** Opening The data block **

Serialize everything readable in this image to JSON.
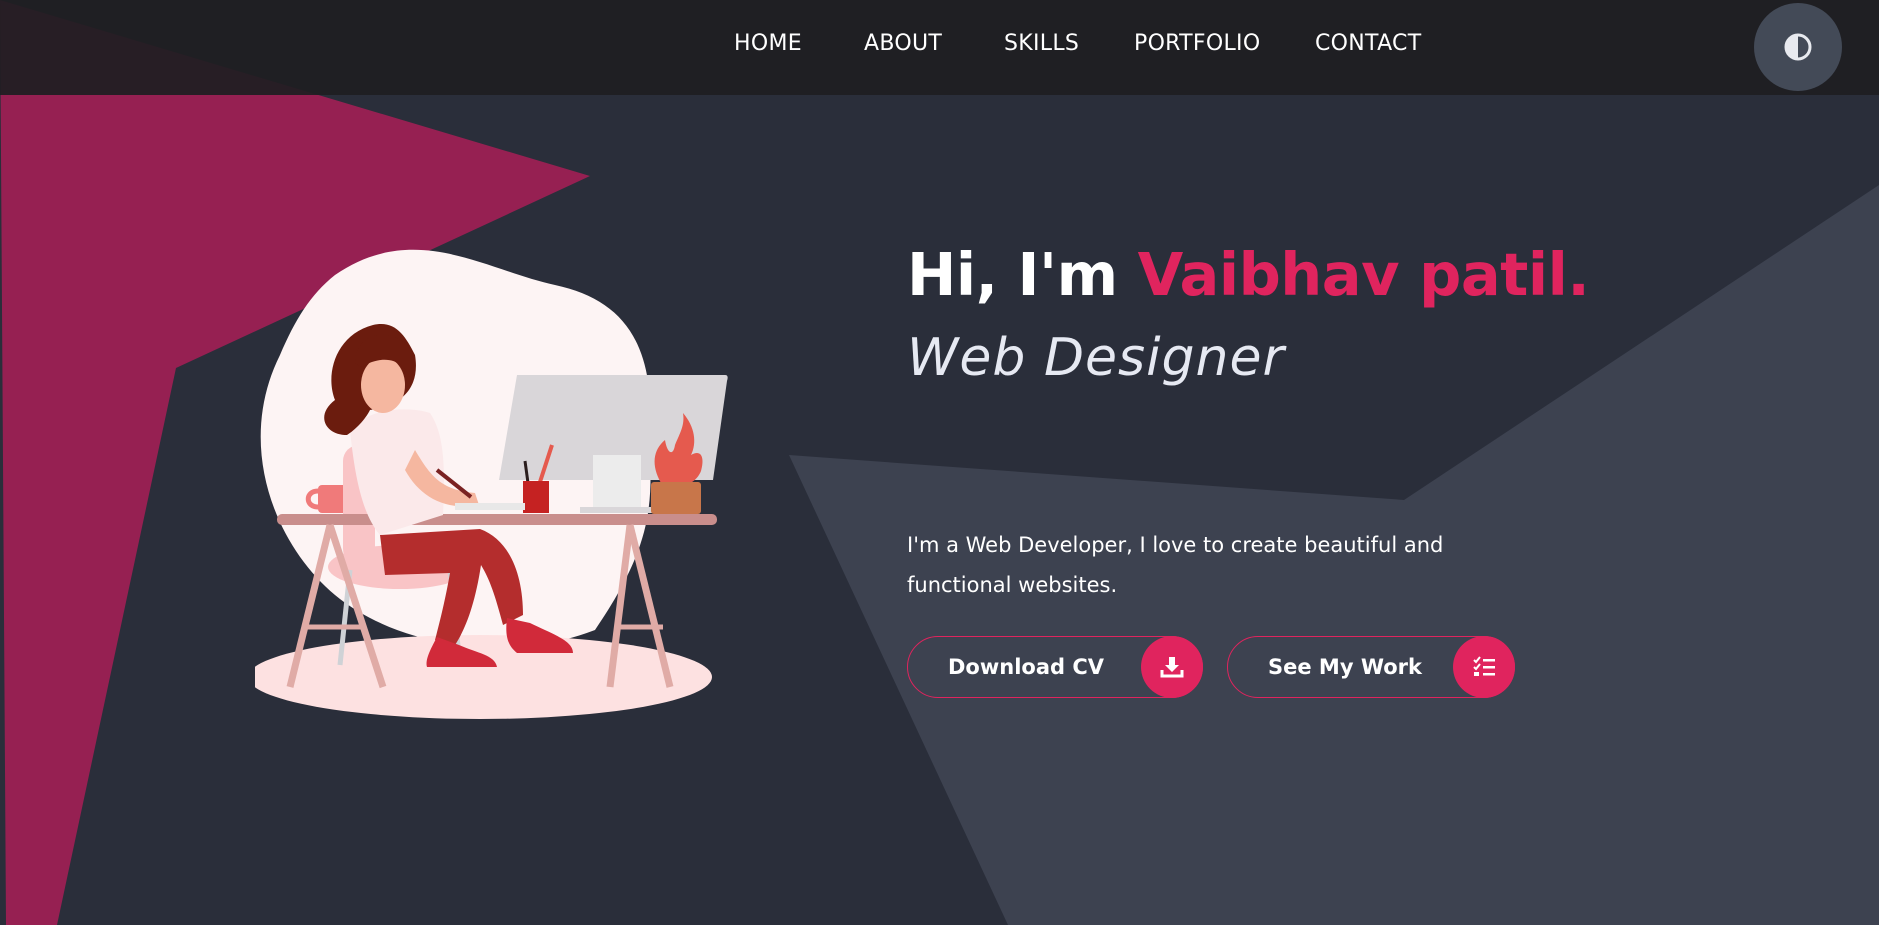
{
  "nav": {
    "items": [
      "HOME",
      "ABOUT",
      "SKILLS",
      "PORTFOLIO",
      "CONTACT"
    ],
    "theme_toggle_icon": "contrast-icon"
  },
  "hero": {
    "greeting": "Hi, I'm ",
    "name": "Vaibhav patil.",
    "role": "Web Designer",
    "description": "I'm a Web Developer, I love to create beautiful and functional websites.",
    "illustration": "woman-at-desk-illustration"
  },
  "buttons": {
    "download_cv": {
      "label": "Download CV",
      "icon": "download-icon"
    },
    "see_work": {
      "label": "See My Work",
      "icon": "checklist-icon"
    }
  },
  "colors": {
    "accent": "#e0245e",
    "background": "#2a2e3a",
    "navbar": "#1e1e21",
    "triangle": "#962052",
    "panel": "#3d4250"
  }
}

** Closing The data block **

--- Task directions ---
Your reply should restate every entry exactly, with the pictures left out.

--- Exercise result ---
Serialize everything readable in this image to JSON.
{
  "nav": {
    "items": [
      "HOME",
      "ABOUT",
      "SKILLS",
      "PORTFOLIO",
      "CONTACT"
    ],
    "theme_toggle_icon": "contrast-icon"
  },
  "hero": {
    "greeting": "Hi, I'm ",
    "name": "Vaibhav patil.",
    "role": "Web Designer",
    "description": "I'm a Web Developer, I love to create beautiful and functional websites.",
    "illustration": "woman-at-desk-illustration"
  },
  "buttons": {
    "download_cv": {
      "label": "Download CV",
      "icon": "download-icon"
    },
    "see_work": {
      "label": "See My Work",
      "icon": "checklist-icon"
    }
  },
  "colors": {
    "accent": "#e0245e",
    "background": "#2a2e3a",
    "navbar": "#1e1e21",
    "triangle": "#962052",
    "panel": "#3d4250"
  }
}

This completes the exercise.